Daily Wager is taking on the same challenge, airing live from 6-7 p.m. ET, Monday through Friday. The time slot is no accident. It’s exactly the same time as an ESPN Radio show Kezirian used to host when he was in Vegas, allowing them to handicap games and update lineup news right up until opening tip/puck drop/first pitch.
For hardcore gambling enthusiasts excited to see this sports coverage sector go mainstream, the fact that Daily Wager is on ESPNEWS, not ESPN or ESPN2, could be seen as cause for pause. It’s fair to infer that this is less an all-in move on sports betting by the Worldwide Leader and more a check-call on the flop as the bosses wait to see the turn and river.
What will ‘Daily Wager’ look like?
With the premiere episode just a few days away, the production team is still fine-tuning the exact format as it engages in rehearsals and test shows.
On-screen graphics will be a major component, with Kezirian saying to expect an “L”-shaped display of odds and information, not unlike the visuals you see during the NFL draft.
While Kezirian directs traffic and pivots to react to breaking news, Daily Wager will also rely for insights and information on its strong supporting cast. Among those who have been announced so far:
- “Stanford” Steve Coughlin and Chris “The Bear” Fallica, gambling experts and co-hosts of ESPN’s Stanford Steve and The Bear podcast
- David Purdum, ESPN.com’s primary gambling industry reporter
- Anita Marks, veteran radio and TV broadcaster and ESPN Fantasy Football analyst
- Preston Johnson, a.k.a. the “Sports Cheetah,” a Vegas-based handicapper
- Joe Fortenbaugh, radio and podcast host with sports betting expertise
One important distinction between Daily Wager and Lock It In: ESPN’s policy is to use lines provided by legal U.S. operators whenever possible. The only times you should expect to see an offshore sportsbook get a plug on the air is when that book is part of a story or is posting odds on something of interest that no regulated U.S. sportsbook is offering.
When speaking at the Sloan Sports Analytics Conference panel on sports gambling last weekend, Kezirian provided insight on the sort of angles Daily Wager will take by using the example of Bryce Harper signing with the Phillies. SportsCenter will report the news and analyze why Harper chose Philadelphia, whether it’s a good contract, and where he’ll bat in the Phillies’ lineup. Daily Wager will discuss how the news impacts the Phillies’ win total, how their postseason and World Series odds are moving, and what prop bets are available on Harper’s season-long stats.
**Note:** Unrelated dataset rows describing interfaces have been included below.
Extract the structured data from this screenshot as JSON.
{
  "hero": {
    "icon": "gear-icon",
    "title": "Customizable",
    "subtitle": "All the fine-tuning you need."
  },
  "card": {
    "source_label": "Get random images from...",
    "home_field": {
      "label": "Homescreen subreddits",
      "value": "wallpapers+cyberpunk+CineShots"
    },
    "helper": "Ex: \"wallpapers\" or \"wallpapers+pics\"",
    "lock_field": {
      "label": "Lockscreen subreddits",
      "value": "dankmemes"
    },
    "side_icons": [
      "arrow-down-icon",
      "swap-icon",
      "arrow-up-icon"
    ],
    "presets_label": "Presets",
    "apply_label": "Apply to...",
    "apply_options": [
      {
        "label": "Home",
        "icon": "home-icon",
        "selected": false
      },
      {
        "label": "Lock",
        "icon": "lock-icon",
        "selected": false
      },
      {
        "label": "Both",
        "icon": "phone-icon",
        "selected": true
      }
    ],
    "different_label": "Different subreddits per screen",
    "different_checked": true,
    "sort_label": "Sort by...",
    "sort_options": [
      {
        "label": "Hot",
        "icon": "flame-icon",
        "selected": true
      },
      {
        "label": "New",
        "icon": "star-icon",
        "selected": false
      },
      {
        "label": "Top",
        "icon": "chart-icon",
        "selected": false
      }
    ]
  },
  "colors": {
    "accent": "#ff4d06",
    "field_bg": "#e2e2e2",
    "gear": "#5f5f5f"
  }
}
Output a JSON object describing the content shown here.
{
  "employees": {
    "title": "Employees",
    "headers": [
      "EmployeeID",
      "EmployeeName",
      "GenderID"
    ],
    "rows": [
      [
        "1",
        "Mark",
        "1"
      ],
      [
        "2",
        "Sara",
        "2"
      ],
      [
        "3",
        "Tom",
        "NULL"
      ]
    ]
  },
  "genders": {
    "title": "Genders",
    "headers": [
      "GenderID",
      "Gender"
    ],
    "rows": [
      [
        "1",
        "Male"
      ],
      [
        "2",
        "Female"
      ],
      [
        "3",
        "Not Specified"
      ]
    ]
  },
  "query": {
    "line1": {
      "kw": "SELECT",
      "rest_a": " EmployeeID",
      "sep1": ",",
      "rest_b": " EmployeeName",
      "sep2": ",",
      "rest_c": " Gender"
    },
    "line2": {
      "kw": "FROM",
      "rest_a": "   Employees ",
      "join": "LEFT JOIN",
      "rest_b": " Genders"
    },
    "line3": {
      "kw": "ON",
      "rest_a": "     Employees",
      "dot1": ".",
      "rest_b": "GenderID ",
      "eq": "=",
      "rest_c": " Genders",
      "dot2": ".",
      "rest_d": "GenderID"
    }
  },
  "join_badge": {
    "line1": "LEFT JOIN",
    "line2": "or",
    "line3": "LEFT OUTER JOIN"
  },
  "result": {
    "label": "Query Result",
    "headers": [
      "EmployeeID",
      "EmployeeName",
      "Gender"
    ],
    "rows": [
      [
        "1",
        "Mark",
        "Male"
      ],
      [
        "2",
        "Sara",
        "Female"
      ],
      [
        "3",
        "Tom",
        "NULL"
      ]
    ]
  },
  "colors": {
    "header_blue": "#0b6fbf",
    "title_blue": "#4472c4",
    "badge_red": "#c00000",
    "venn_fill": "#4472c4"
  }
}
“Even on the slowest day of the sports calendar, during the baseball all-star break for example, you can make NFL future bets, college future bets, baseball future bets,” Kezirian tells US Bets. “There are things to bet on every single day. So, it’s up to me and our producers to figure out the right content each day that fits the appetite of the consumer.”